Last year, O'Bannon pushed for and signed a landmark tax restructuring bill. He eliminated corporate gross income taxes, reduced homeowner property taxes and phased out the business inventory tax. Large corporations are thrilled, as are owners of seven-figure homes in Hamilton County. Low-income folks are not so happy, since they get hit harder by the increased sales and gas taxes and soon will see rent hikes due to property tax increases.

Then last week, O'Bannon unveiled his $1.25 billion Energize Indiana economic development plan. Part of the plan is to make permanent last year's increase in research and development tax credits and elimination of inventory taxes. The Indiana Chamber of Commerce cheered, The Indianapolis Star editorial page nodded its approval.

But once again, poor folks have reason to watch their backs.
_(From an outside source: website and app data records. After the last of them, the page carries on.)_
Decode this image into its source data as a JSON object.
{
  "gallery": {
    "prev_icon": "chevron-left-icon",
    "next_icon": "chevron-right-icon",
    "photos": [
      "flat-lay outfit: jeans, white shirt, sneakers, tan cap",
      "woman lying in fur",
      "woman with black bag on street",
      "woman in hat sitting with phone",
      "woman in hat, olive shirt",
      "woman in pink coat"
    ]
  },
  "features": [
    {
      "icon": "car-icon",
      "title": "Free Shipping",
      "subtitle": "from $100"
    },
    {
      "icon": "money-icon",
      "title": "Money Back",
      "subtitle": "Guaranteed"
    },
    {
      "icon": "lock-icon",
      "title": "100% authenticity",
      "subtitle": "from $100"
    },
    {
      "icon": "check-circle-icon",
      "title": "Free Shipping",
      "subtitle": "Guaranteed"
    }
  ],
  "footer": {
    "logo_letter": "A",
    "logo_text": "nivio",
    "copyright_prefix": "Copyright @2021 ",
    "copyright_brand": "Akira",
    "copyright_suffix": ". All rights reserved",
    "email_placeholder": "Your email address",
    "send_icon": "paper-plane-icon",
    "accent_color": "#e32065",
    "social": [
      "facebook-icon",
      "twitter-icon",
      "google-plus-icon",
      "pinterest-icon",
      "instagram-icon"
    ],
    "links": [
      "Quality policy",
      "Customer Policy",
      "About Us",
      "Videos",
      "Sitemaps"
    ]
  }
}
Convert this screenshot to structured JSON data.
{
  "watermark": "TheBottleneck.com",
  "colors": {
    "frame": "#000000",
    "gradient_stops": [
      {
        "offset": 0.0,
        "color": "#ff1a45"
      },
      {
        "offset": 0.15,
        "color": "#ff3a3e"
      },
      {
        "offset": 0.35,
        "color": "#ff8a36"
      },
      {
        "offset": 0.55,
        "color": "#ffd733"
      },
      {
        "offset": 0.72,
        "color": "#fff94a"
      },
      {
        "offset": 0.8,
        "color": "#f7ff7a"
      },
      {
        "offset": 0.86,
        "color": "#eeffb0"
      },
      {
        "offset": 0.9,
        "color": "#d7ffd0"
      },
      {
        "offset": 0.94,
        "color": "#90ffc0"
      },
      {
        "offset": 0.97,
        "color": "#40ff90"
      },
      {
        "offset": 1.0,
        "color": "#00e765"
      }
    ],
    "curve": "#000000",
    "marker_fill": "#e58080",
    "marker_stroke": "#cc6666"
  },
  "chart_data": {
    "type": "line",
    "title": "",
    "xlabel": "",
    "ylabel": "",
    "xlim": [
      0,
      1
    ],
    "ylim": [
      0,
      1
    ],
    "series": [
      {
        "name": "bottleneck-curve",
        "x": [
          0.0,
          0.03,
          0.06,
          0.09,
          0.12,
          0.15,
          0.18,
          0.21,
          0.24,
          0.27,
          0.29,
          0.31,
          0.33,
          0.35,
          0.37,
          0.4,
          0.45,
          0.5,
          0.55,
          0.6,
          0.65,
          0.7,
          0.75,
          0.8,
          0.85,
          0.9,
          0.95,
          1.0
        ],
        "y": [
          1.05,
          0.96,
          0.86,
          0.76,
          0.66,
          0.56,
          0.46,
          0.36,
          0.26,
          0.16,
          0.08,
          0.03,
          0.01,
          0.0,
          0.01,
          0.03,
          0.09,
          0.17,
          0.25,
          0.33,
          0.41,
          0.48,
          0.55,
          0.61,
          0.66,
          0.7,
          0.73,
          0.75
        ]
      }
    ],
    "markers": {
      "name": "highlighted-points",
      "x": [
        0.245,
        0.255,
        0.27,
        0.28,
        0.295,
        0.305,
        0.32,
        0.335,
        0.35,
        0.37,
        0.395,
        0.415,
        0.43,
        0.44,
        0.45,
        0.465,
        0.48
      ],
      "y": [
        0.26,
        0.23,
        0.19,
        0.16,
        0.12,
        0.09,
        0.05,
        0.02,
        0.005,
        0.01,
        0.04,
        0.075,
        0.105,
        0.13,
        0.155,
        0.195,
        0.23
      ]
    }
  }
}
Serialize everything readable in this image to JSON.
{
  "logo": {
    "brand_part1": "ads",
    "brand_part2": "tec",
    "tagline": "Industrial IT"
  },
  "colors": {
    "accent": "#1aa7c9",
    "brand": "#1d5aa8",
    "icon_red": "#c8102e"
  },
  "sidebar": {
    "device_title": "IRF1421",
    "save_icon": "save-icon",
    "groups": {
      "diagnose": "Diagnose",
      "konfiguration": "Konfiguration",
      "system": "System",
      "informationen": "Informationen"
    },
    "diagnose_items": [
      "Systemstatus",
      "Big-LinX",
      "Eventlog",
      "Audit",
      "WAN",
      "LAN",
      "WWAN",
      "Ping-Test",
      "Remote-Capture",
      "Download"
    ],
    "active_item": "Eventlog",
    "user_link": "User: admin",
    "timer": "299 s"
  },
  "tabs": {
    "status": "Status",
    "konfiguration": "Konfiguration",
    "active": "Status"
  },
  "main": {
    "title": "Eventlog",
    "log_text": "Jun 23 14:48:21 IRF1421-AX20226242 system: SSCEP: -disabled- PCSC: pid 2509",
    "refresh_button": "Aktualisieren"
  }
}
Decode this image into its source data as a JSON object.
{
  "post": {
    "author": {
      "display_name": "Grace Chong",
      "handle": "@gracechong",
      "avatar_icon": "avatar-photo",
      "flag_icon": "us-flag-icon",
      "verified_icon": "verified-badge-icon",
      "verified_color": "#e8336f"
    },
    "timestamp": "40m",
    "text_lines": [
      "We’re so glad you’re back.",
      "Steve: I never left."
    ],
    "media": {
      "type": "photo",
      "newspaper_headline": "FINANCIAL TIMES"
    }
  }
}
Two-thirds of the money for the Energize Indiana plan would come from the settlement of the nationwide lawsuit against the tobacco industry and from selling bonds backed by future payments on the settlement. Just last year, the General Assembly decided that the tobacco settlement money should be saved for health needs like children's health insurance and prescription drugs for seniors. Now O'Bannon wants to raid the tobacco fund to pay for yet another business tax cut.

Which makes many Republicans and Democrats in the General Assembly angry, along with the AARP, the American Lung Association and other health advocates. Stephanie DeKemper, president of the Indiana Minority Health Coalition, says O'Bannon's plan would violate the original intent of the tobacco lawsuits: compensating Hoosiers who are suffering from the impact of tobacco. "Has our state leadership decided that the needless suffering and death was for one more building or to benefit big business through inventory tax relief?" she asks. "Economic development is critical. But find another way to fund it."

One way governments used to fund important projects was through tax dollars. Democrats used to make a compelling case that taxes, especially when paid by the wealthy who could best afford them, were a good investment in a safe and healthy society. Democrats once were the party of Social Security, Medicare and Head Start. Democrats once were the party that cared about Michael Parrish, Brandy Davis and Corletta Beard.

Frank O'Bannon will soon finish his term. Lt. Gov. Joe Kernan has decided not to run in 2004. As their party's hopefuls line up to be considered, there is a question we should ask these would-be governors long before any victory party can begin.

What kind of Democrat are you?

Fran Quigley is a contributing editor to NUVO, where this article originally appeared - ....